According to a recent report from TravelSkills.com, two major American airlines have expanded their accepted carry-on sizes. Virgin America is now accepting carry-on luggage with dimensions of 10x16x24. To put that into perspective, most major airlines only allow carry-on luggage with the dimensions 9x14x22. That may not sound like very much on paper, but when you are already stressed because you have just waited for what feels like hours in baggage check-in and security screening and are concerned about whether or not your carry-on can fit into the overboard compartment, those few inches absolutely make a difference.

For all of you frequent flyers, if Virgin’s new dimensions sound like a dream come true for your bulky laptop bag or suitcase, Alaska Airlines is going a step further. With a whopping 10x17x24, Alaska Airlines is certainly the leader in spacious carry-on sizes. To make matters even better, Alaska recently announced that Virgin, a subsidiary of Alaska Airlines, would be implementing the newer, more spacious sizes soon.
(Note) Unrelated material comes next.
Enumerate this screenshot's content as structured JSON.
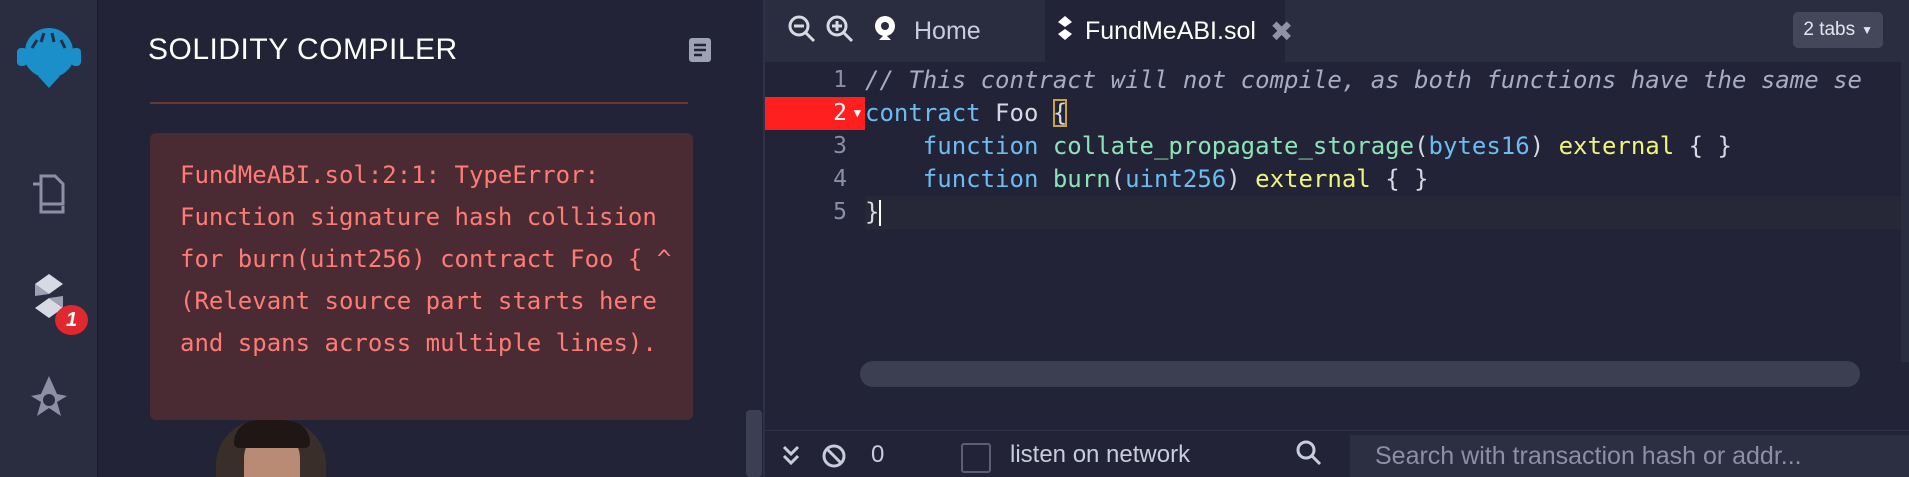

The newer, more generous dimensions can be attributed to Alaska and Virgin’s new Airbus fleet that comes fully loaded with over-sized overhead compartments.

While I certainly understand how this news may seem strange or miniscule to those of you who do not fly very often or have carry-on luggage, but for those that do, it is almost life saving. This will certainly win Alaska and Virgin some well-deserved bonus points from travelers.
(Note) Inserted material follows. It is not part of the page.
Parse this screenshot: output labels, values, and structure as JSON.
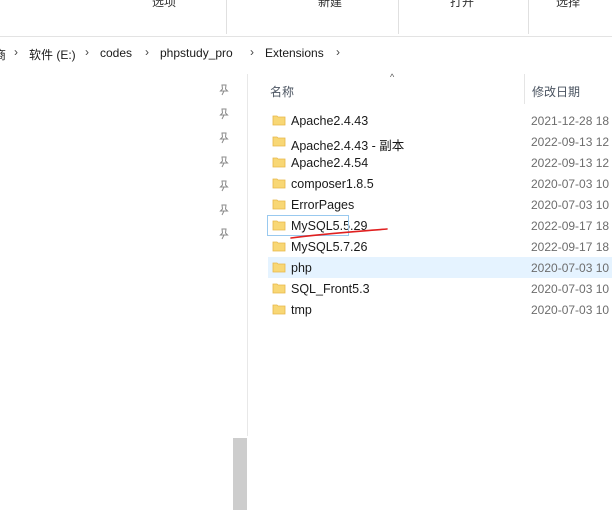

from Dave Pflieger Airline Advisor at World Bank Group http://ift.tt/2sRRBSj
via IFTTT

Biometrics in Aviation

I’ve mentioned before the growing interest in technology that our society has taken. Augmented and virtual reality are both taking the video game and entertainment industry by storm, autonomous driving and electric vehicles are the focal point of the automotive industry and almost every adult in the world has a smartphone either in hand or in their pocket. Technology has breached every market and industry in the world, and the airline industry is no exception.

 

Obviously, a major issue with both the airline and aviation industries is safety. We have all flown on an airplane at least once in our lives and we all know how nerve-racking or stressful the process can be, and that’s without worrying about your own personal safety. It seems as if technology could offer solutions to these problems. Biometrics are the latest trend to sweep the airline industry.

 

What are biometrics?

 

Biometrics are, in essence, the use of technology or computer software and hardware to authenticate and identify human information. Some of the most popular examples of biometrics include fingerprint scanners, facial recognition and voice recognition. And this is exactly the same technology that is being implemented in airlines across the world.

 

Just recently, JetBlue Airways announced that it will utilize biometrics sometime in June for passenger identification, specifically in Logan International Airport in Boston and Queen Beatrix International Airport in Aruba. And if that wasn’t enough, Delta Airlines has also begun testing biometrics in the form of fingerprint scanning. This has been reserved specifically for its Delta Sky Club Members, but the technology could make its way to the economy class.

 

This technology can not only help greatly increase security, it can also improve speed and efficiency. One of the largest gripes against airports is the infuriating amount of time it takes to simply get to the gate. With biometrics, passengers can go through check-in and security screenings much faster than before, due to either fingerprint or facial recognition, thus making the process much less stressful.

 

Technology has certainly proved to be a boon to human society, and biometrics is just another way that it is helping create a smoother, faster and more efficient society. And as somebody who travels quite frequently, I am more than thrilled for the possibilities.

from Dave Pflieger Airline Advisor at World Bank Group http://ift.tt/2rGVFFk
via IFTTT